(Entries from a dataset of interfaces)
BEGIN
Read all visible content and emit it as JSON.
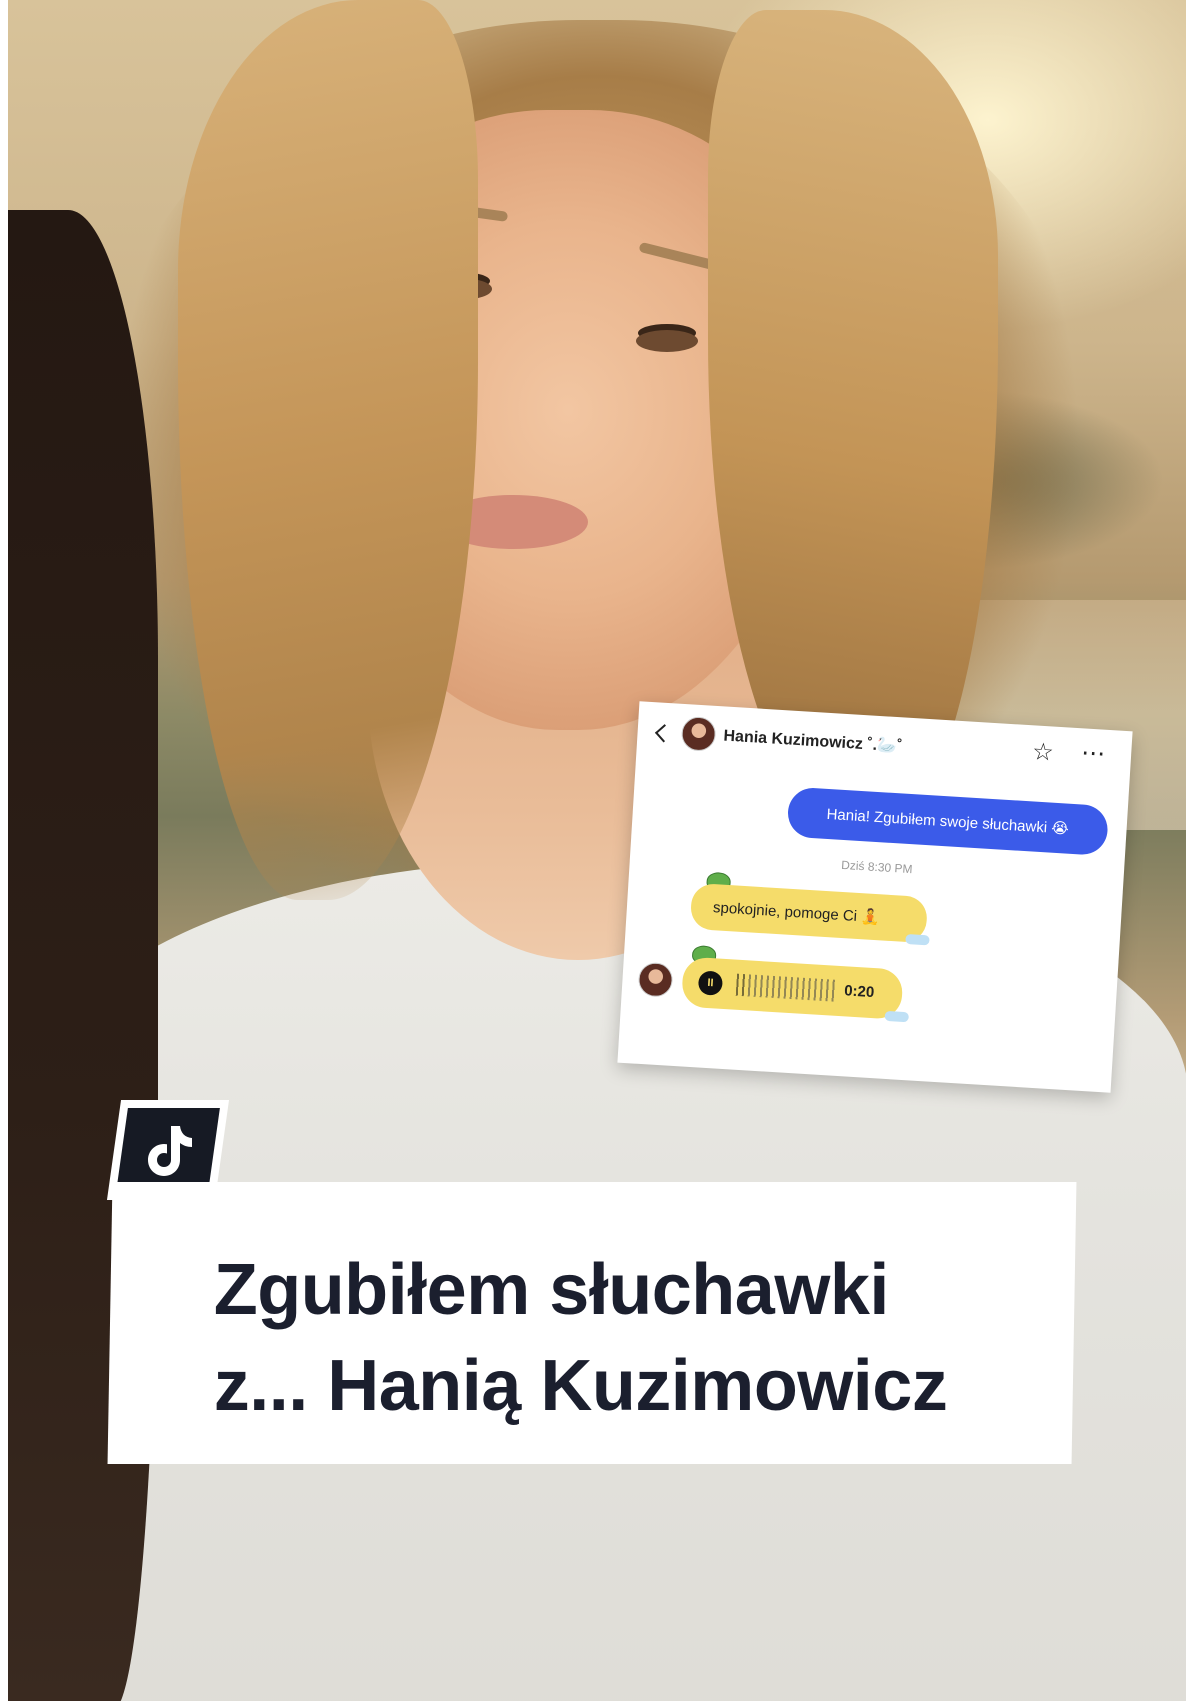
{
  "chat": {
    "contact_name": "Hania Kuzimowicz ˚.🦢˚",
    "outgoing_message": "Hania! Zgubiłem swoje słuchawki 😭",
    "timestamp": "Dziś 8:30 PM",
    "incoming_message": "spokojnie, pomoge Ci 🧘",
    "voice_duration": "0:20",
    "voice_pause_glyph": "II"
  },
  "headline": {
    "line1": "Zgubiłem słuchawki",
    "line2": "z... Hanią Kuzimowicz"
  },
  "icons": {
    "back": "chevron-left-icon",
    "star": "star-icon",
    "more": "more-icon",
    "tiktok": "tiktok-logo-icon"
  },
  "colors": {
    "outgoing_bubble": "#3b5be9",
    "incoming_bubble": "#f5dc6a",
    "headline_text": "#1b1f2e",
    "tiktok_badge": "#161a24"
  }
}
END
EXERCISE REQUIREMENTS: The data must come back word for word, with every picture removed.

TASK RESULT:
Read all visible content and emit it as JSON.
{
  "chat": {
    "contact_name": "Hania Kuzimowicz ˚.🦢˚",
    "outgoing_message": "Hania! Zgubiłem swoje słuchawki 😭",
    "timestamp": "Dziś 8:30 PM",
    "incoming_message": "spokojnie, pomoge Ci 🧘",
    "voice_duration": "0:20",
    "voice_pause_glyph": "II"
  },
  "headline": {
    "line1": "Zgubiłem słuchawki",
    "line2": "z... Hanią Kuzimowicz"
  },
  "icons": {
    "back": "chevron-left-icon",
    "star": "star-icon",
    "more": "more-icon",
    "tiktok": "tiktok-logo-icon"
  },
  "colors": {
    "outgoing_bubble": "#3b5be9",
    "incoming_bubble": "#f5dc6a",
    "headline_text": "#1b1f2e",
    "tiktok_badge": "#161a24"
  }
}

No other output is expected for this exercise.